With the binoculars, we could see people gathering by the breakwater, surrounded by small breaking waves over dry reef. With the boat adrift in neutral, Spencer and I shoved our essentials in a dry bag (radio, wallet, water, and long sleeve in case of bugs), lowered the Stand Up Paddle boards into the water, and paddled ourselves in. The clock was ticking as we only had a couple hours before dark to determine if we could safely anchor and visit.

The surge on shore was strong, and we nearly got swept off the cement steps that climbed up the side of the breakwater. The helpful locals assisted us by grabbing our boards and raising them to their makeshift cement wharf.

The crowd bustled around us. The chief introduced himself first. His name was so long, I was at a loss to even try and attempt to repeat it! He then said in French, “You can call me Pierre.” (Perfect, that’s my brother’s name!). The chief was a short, stout man, who stood about four and a half feet tall and carried a stoic expression.

“Welcome to Reao” he said, eyeing us with his head crooked. “How many days do you want to stay here?” His expression was stern with his eyes half open.

“I don’t know,” I replied. “We would love to come visit for a day or two, but we need to make sure we can safely anchor. Is there a spot we can move the boat that is less deep? Otherwise, we will have to take off. We came from Gambier and are making our way to Marquesas.”

Pierre directed me to another breakwater with a launch ramp for small boats, near where ships typically anchor. I radioed the information to Kristian.


Map of Reao Atoll

The Tuamoto atolls are very bizarre. From the air, they are simply a ring of sand and coconut trees around a huge lagoon. There are more than 30 such atolls.

They are formed by old volcanos which sunk under their own weight, after geological uplifting was over.
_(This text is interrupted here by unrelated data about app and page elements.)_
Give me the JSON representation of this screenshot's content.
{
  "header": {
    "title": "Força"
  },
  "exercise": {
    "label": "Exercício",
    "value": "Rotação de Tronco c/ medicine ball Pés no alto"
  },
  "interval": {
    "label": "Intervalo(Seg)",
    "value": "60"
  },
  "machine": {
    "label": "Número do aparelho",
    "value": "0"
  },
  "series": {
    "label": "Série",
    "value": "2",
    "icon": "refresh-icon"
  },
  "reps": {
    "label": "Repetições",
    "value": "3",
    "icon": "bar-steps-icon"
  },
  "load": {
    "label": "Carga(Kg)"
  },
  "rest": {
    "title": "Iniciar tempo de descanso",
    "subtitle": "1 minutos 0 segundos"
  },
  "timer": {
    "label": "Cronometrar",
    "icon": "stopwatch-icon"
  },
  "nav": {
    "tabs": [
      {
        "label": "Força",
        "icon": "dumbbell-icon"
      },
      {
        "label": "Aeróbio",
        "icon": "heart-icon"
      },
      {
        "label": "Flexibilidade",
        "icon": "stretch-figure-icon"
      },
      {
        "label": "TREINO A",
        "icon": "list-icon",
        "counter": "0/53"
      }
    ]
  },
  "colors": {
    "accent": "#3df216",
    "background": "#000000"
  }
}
During that process, the coral reef developed around the crater. Normally, the volcanic island would simply sink into the ocean (as many old craters are sinking in Galapagos). What prevents this total disappearance is the prolific coral reef that keeps growing and feeding land into the island. Since it is purely coral substrate, there is no sediment (ie mud), hence the water is extraordinarily clear.

Reao’s lagoon is some 9 miles long, but there is no pass that allows boats to enter inside the lagoon. From the satellite imagery, we could see the village on the north-west corner of the atoll, with what looks to be a dinghy landing. That is what we were aiming for, as we had zero other information about this atoll.